Whether it’s Quentin Tarantino shooting “Hateful Eight” in 65mm, the Panavision Millenium DXL, RED’s VV sensors, the Arri Alexa 65, or the new Sony Venice, large format cinematography is being touted as the Next Big Thing (pun intended). Large format—from full-frame 36 x 24mm to RED/DXL’s 40.96 x 21.60mm, Arri’s 54.12 x 25.58 mm, and beyond—is said to deliver greater depth, dimensionality, roundness, naturalness, and just all-around goodness than plain old Super35mm at 25 x 18mm (more or less, depending on the camera). It’s not uncommon to find rapturous reports of using large formats, and there’s a raging discussion on CML this past week about just why bigger is better.
What strikes me in many of these colloquies is that it’s exceedingly hard to pin down what exactly it is about large format work that gives it that special quality. There tends to be a lot of handwaving, with amorphous terms like “naturalness”, “dimensionality”, and “roundness” that elude definition. Sometimes two images are presented for comparison: shot on different film stocks, of different subjects, with different lighting in different environments, using different aspect ratios (we are not making this up). It’s all a bit too much “is this apple more like a banana, or is this tangerine more like a guava?” for my tastes.
Trust, but verify
In an attempt to better understand the “large format experience”, I decided to shoot the same subjects on two or three formats of different sizes, varying some parameters while keeping others constant. In this way I could look at individual factors, including:
- Aspect ratio
- Focal length / angle of view
- Aperture / depth of field
If there’s magic sauce involved, this methodology should squeeze it out.
To that end, I procured two Sony ILCs: an A6300 with a Super35mm-ish sensor, and an A7ii as a full-frame exemplar. Both cameras have the same photosite count so I could match resolutions between formats. They also have similar image rendering characteristics, so I can minimize the effects of differing color and tonal-scale responses.
Both cameras came with kit lenses, a 16–50mm f/3.5–5.6 on the A6300 and a 28–70mm f/3.5–5.6 on the A7ii. These are typical Sony kit zooms: they render images with boringly middle-of-the-road good quality, low distortion, minimal flare, and unfussy bokeh. Importantly, the lenses lack substantial differentiating “character”, so there’s nothing that calls attention to the particular lens used to make an image. Thus I can avoid the sorts of biases that might creep in from shooting one format with a crisp Zeiss prime and the other with, say, a Lomo Petzval.
You might ask why I didn’t get some proper video or cine cameras and lenses for this test, like a Sony F55 for S35mm and a Venice for full frame, and a case full of matched Zeiss primes for each. All I can say is: if you pay for the rentals and insurance, I’ll happily test ’em.
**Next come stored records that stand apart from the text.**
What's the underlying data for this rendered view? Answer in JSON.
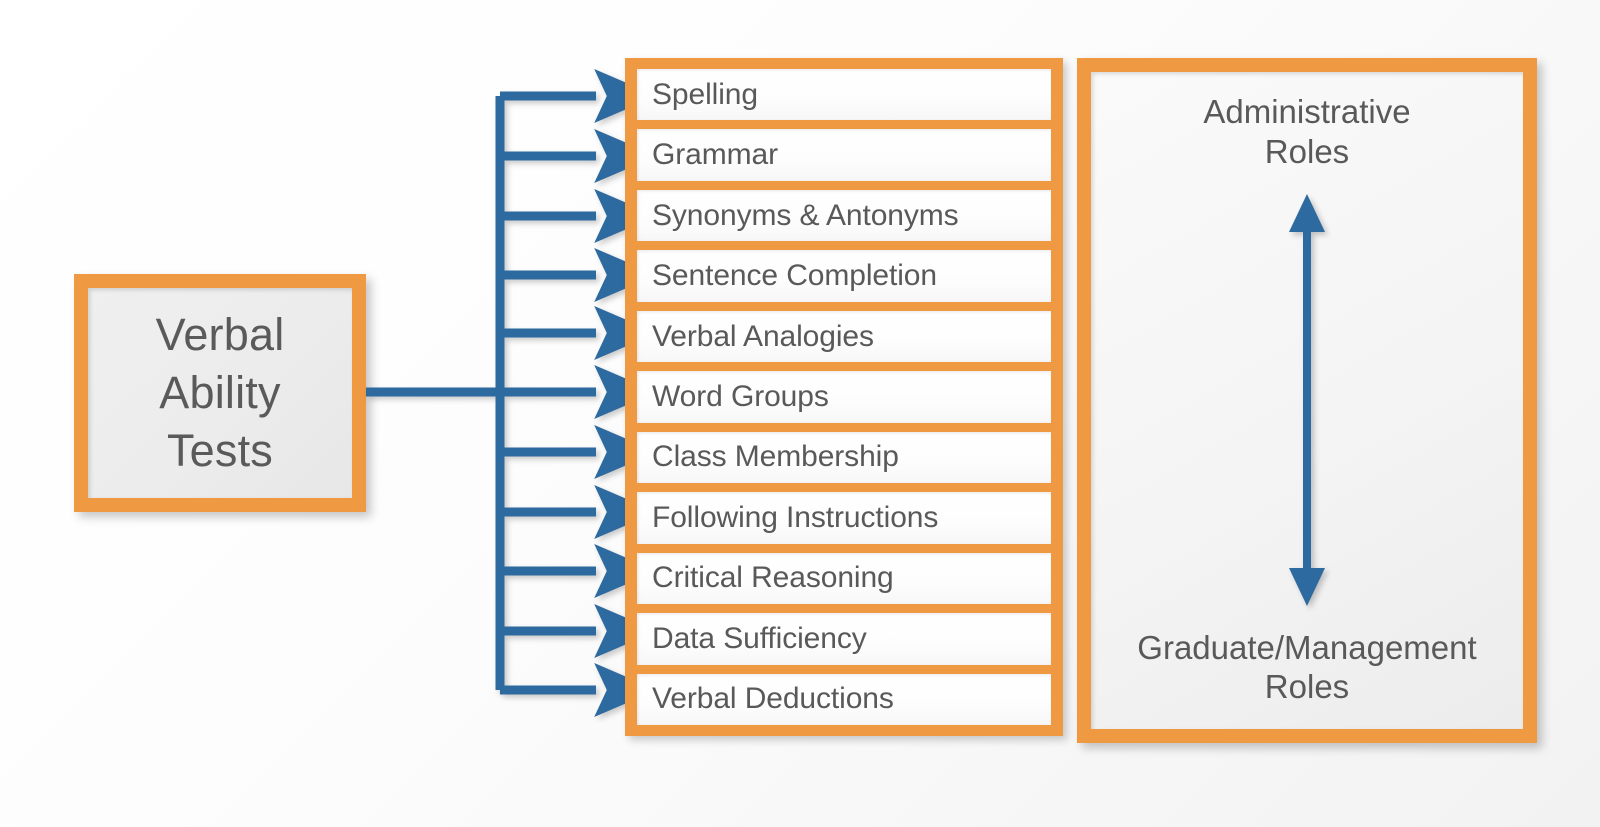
{
  "diagram": {
    "title": "Verbal Ability Tests",
    "source": {
      "label": "Verbal\nAbility\nTests"
    },
    "tests": [
      {
        "label": "Spelling"
      },
      {
        "label": "Grammar"
      },
      {
        "label": "Synonyms & Antonyms"
      },
      {
        "label": "Sentence Completion"
      },
      {
        "label": "Verbal Analogies"
      },
      {
        "label": "Word Groups"
      },
      {
        "label": "Class Membership"
      },
      {
        "label": "Following Instructions"
      },
      {
        "label": "Critical Reasoning"
      },
      {
        "label": "Data Sufficiency"
      },
      {
        "label": "Verbal Deductions"
      }
    ],
    "roles": {
      "top_label": "Administrative\nRoles",
      "bottom_label": "Graduate/Management\nRoles",
      "arrow": "double-headed-vertical-arrow"
    },
    "colors": {
      "accent_orange": "#ef9a42",
      "arrow_blue": "#2d6a9f",
      "text_gray": "#595959",
      "box_fill": "#efefef",
      "item_fill": "#ffffff",
      "background": "#fafafa"
    }
  }
}
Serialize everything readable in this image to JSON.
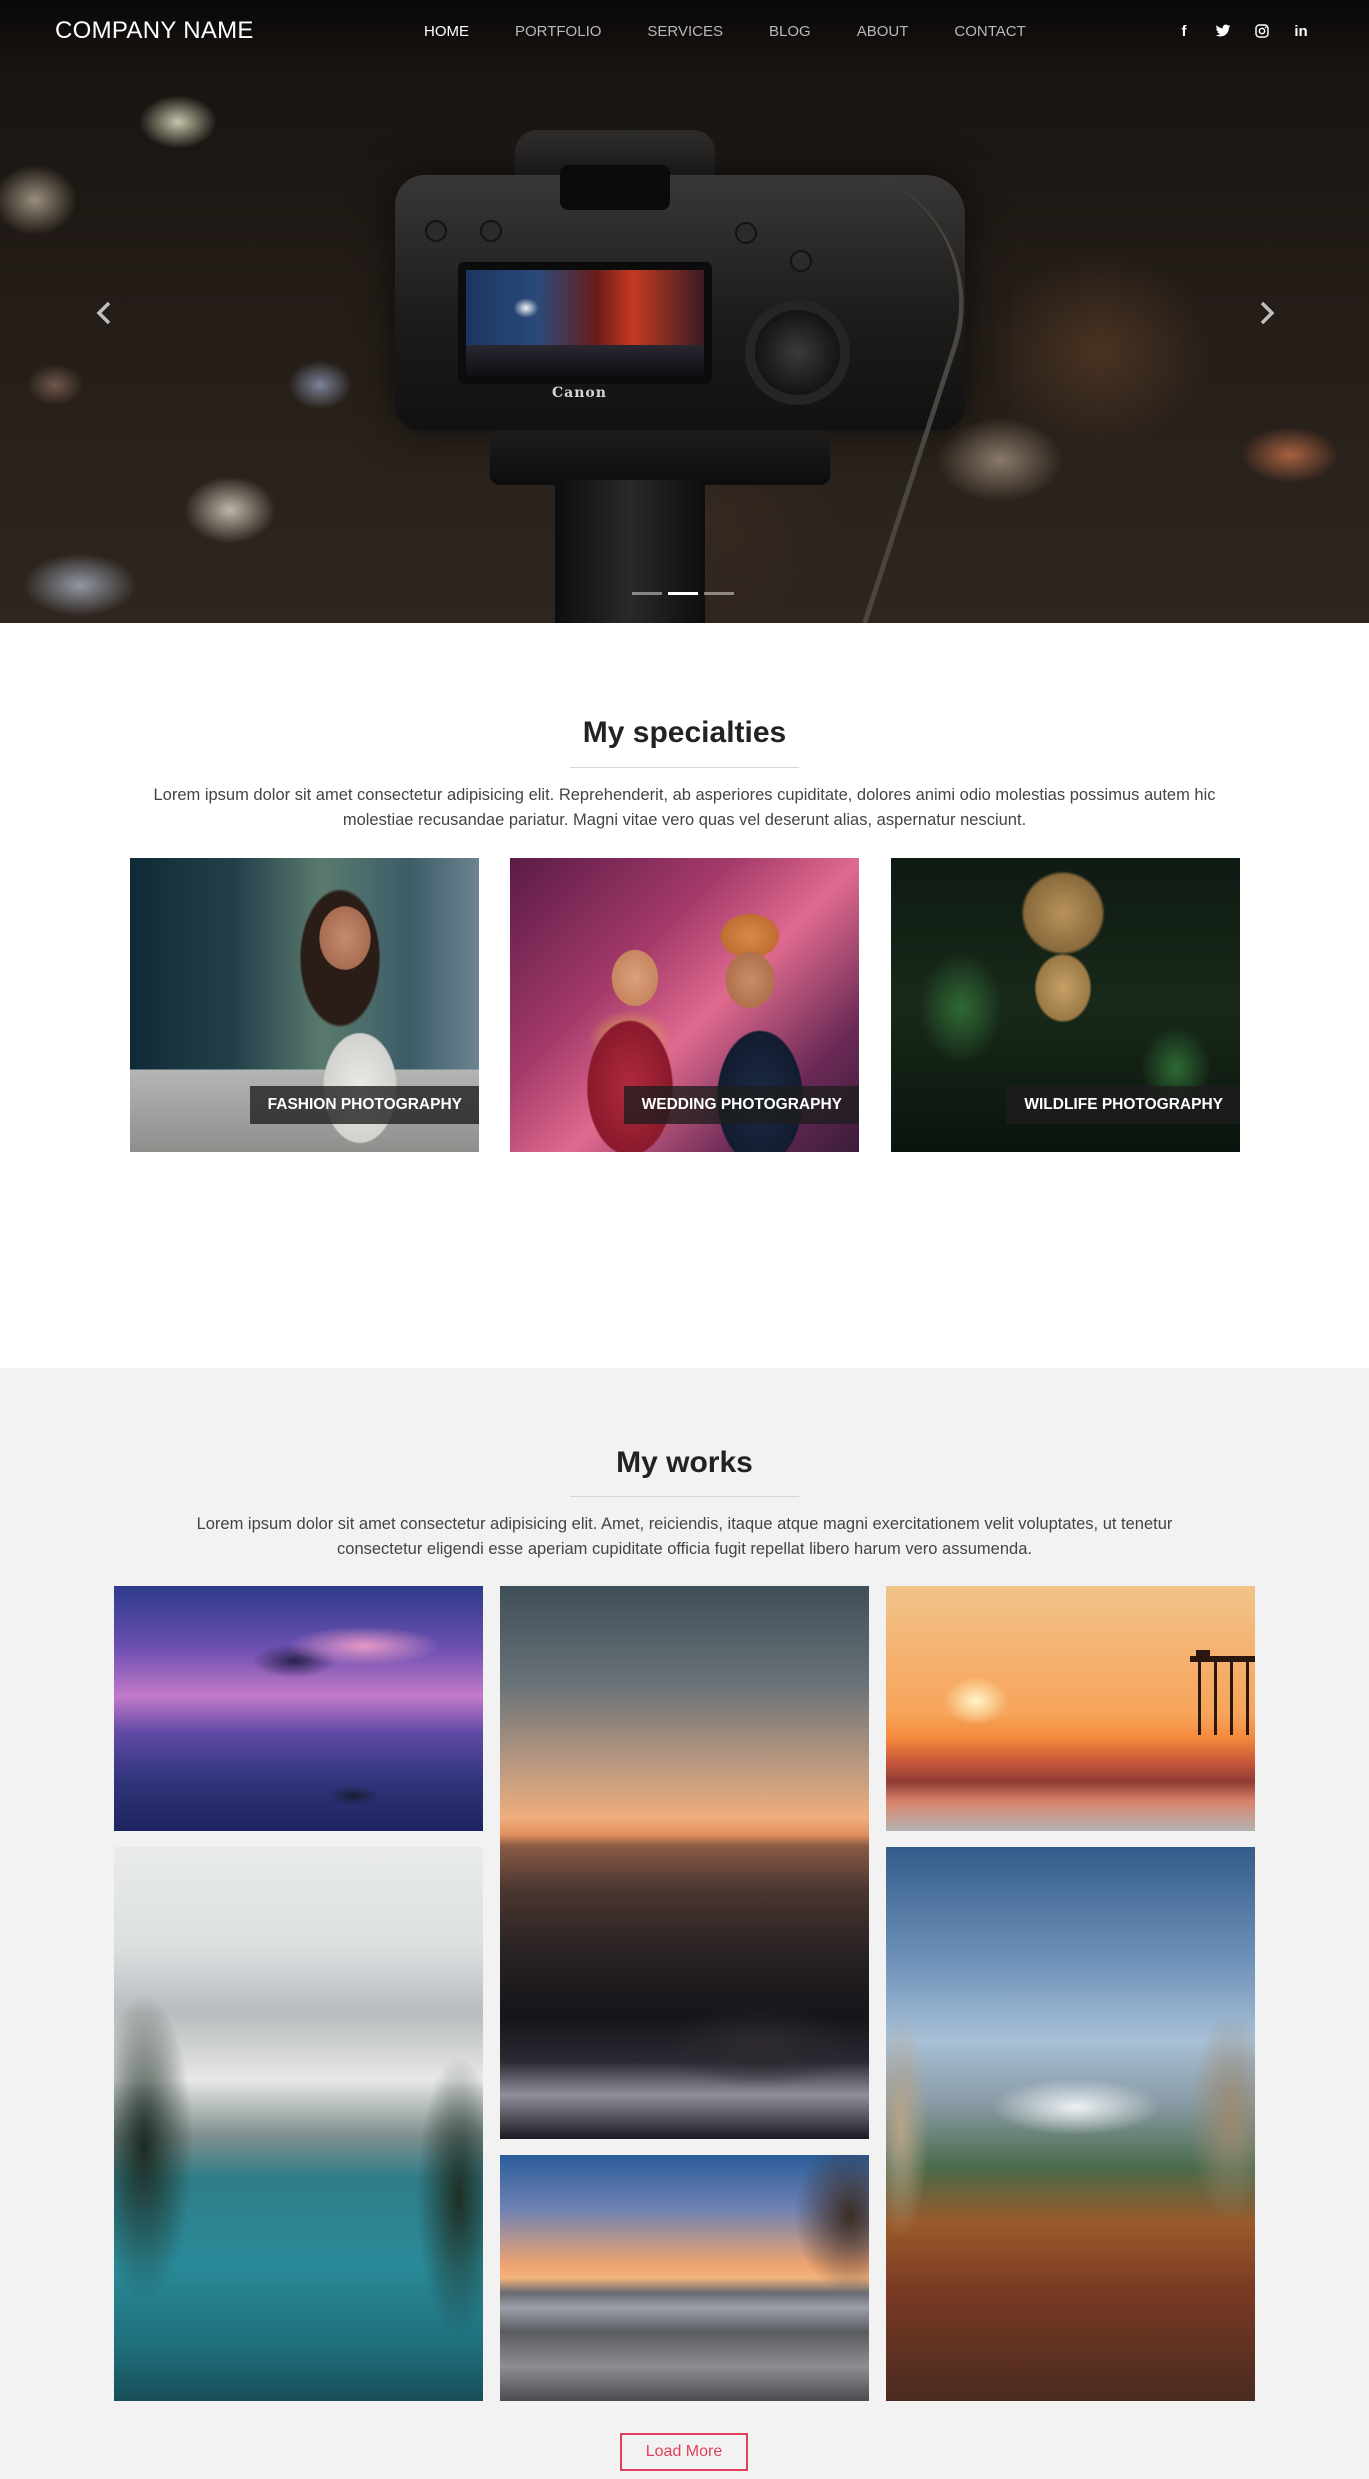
{
  "brand": "COMPANY NAME",
  "nav": {
    "items": [
      {
        "label": "HOME",
        "active": true
      },
      {
        "label": "PORTFOLIO",
        "active": false
      },
      {
        "label": "SERVICES",
        "active": false
      },
      {
        "label": "BLOG",
        "active": false
      },
      {
        "label": "ABOUT",
        "active": false
      },
      {
        "label": "CONTACT",
        "active": false
      }
    ],
    "social": [
      {
        "icon": "facebook-icon",
        "glyph": "f"
      },
      {
        "icon": "twitter-icon"
      },
      {
        "icon": "instagram-icon"
      },
      {
        "icon": "linkedin-icon",
        "glyph": "in"
      }
    ]
  },
  "hero": {
    "camera_brand": "Canon",
    "slides": 3,
    "active_slide": 2
  },
  "specialties": {
    "title": "My specialties",
    "description": "Lorem ipsum dolor sit amet consectetur adipisicing elit. Reprehenderit, ab asperiores cupiditate, dolores animi odio molestias possimus autem hic molestiae recusandae pariatur. Magni vitae vero quas vel deserunt alias, aspernatur nesciunt.",
    "cards": [
      {
        "label": "FASHION PHOTOGRAPHY"
      },
      {
        "label": "WEDDING PHOTOGRAPHY"
      },
      {
        "label": "WILDLIFE PHOTOGRAPHY"
      }
    ]
  },
  "works": {
    "title": "My works",
    "description": "Lorem ipsum dolor sit amet consectetur adipisicing elit. Amet, reiciendis, itaque atque magni exercitationem velit voluptates, ut tenetur consectetur eligendi esse aperiam cupiditate officia fugit repellat libero harum vero assumenda.",
    "load_more": "Load More"
  },
  "colors": {
    "accent": "#e0405a",
    "works_bg": "#f2f2f2"
  }
}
I also threw a Panasonic GH5 into the mix, with an MFT sensor half the width of full-frame. Its photosite count is 14% lower and its color and tone handling are different, but its 12-35mm f/2.8 zoom is just about as boring as the Sony kit zooms when it comes to “character”. I shot all three cameras in their Rec.709 modes (PP4 on the Sonys, Like709 on the Panasonic) to get them all as close as possible to a common rendering.
- Sony A7ii: 35.8 x 20.1 mm (in 16×9); 6000 x 3376 photosites. Full-frame, “FF”
- Sony A6300: 23.5 x 13.2mm (in 16×9); 6000 x 3376 photosites. Super35mm, “S35mm”
- Panasonic GH5: 17.3 x 9.7mm (in 16×9); 5184 x 2916 photosites. Micro Four Thirds, “MFT”
Shall we have a look? I’ll present a series of image comparisons. In each one, I’ve varied one thing while keeping everything else constant—but I won’t say what I’ve done. Have a look at each comparison and see how the images vary—if they do.
For best results use a “large format” tablet, laptop, or desktop machine; a “small format” phone won’t give the clearest view of the images. Yes, sometimes size does matter.
Which images have the most “dimensionality”, “depth”, “roundness”, and/or “naturalness”? What have I changed between the images in a comparison, and how do those changes contribute to the “large format look”?
Afterwards, I’ll show each series again, with explanations and commentary.
TL;DR version: skip to page 2 if you want to bypass all the freakin’ Junior Detective work and just see what the heck it was I did. Because, maybe—just maybe—you have a life and want to get on with it?
When you’re ready, go to page 2…